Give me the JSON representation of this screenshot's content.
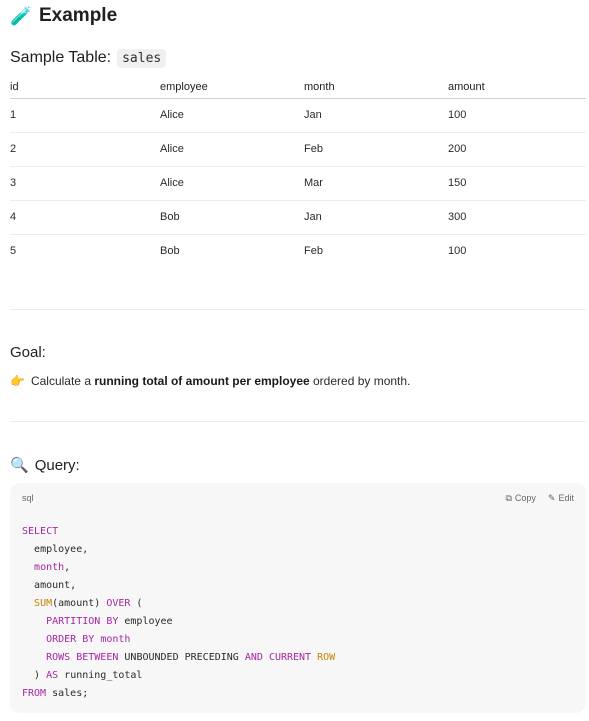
{
  "header": {
    "icon": "test-tube-icon",
    "title": "Example"
  },
  "sample": {
    "label": "Sample Table:",
    "table_name": "sales"
  },
  "table": {
    "columns": [
      "id",
      "employee",
      "month",
      "amount"
    ],
    "rows": [
      [
        "1",
        "Alice",
        "Jan",
        "100"
      ],
      [
        "2",
        "Alice",
        "Feb",
        "200"
      ],
      [
        "3",
        "Alice",
        "Mar",
        "150"
      ],
      [
        "4",
        "Bob",
        "Jan",
        "300"
      ],
      [
        "5",
        "Bob",
        "Feb",
        "100"
      ]
    ]
  },
  "goal": {
    "title": "Goal:",
    "icon": "pointing-hand-icon",
    "prefix": "Calculate a ",
    "bold": "running total of amount per employee",
    "suffix": " ordered by month."
  },
  "query": {
    "icon": "magnifier-icon",
    "title": "Query:",
    "language": "sql",
    "copy_label": "Copy",
    "edit_label": "Edit",
    "code_lines": [
      "SELECT",
      "  employee,",
      "  month,",
      "  amount,",
      "  SUM(amount) OVER (",
      "    PARTITION BY employee",
      "    ORDER BY month",
      "    ROWS BETWEEN UNBOUNDED PRECEDING AND CURRENT ROW",
      "  ) AS running_total",
      "FROM sales;"
    ]
  }
}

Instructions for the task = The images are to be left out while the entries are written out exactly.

Finished task =
Give me the JSON representation of this screenshot's content.
{
  "header": {
    "icon": "test-tube-icon",
    "title": "Example"
  },
  "sample": {
    "label": "Sample Table:",
    "table_name": "sales"
  },
  "table": {
    "columns": [
      "id",
      "employee",
      "month",
      "amount"
    ],
    "rows": [
      [
        "1",
        "Alice",
        "Jan",
        "100"
      ],
      [
        "2",
        "Alice",
        "Feb",
        "200"
      ],
      [
        "3",
        "Alice",
        "Mar",
        "150"
      ],
      [
        "4",
        "Bob",
        "Jan",
        "300"
      ],
      [
        "5",
        "Bob",
        "Feb",
        "100"
      ]
    ]
  },
  "goal": {
    "title": "Goal:",
    "icon": "pointing-hand-icon",
    "prefix": "Calculate a ",
    "bold": "running total of amount per employee",
    "suffix": " ordered by month."
  },
  "query": {
    "icon": "magnifier-icon",
    "title": "Query:",
    "language": "sql",
    "copy_label": "Copy",
    "edit_label": "Edit",
    "code_lines": [
      "SELECT",
      "  employee,",
      "  month,",
      "  amount,",
      "  SUM(amount) OVER (",
      "    PARTITION BY employee",
      "    ORDER BY month",
      "    ROWS BETWEEN UNBOUNDED PRECEDING AND CURRENT ROW",
      "  ) AS running_total",
      "FROM sales;"
    ]
  }
}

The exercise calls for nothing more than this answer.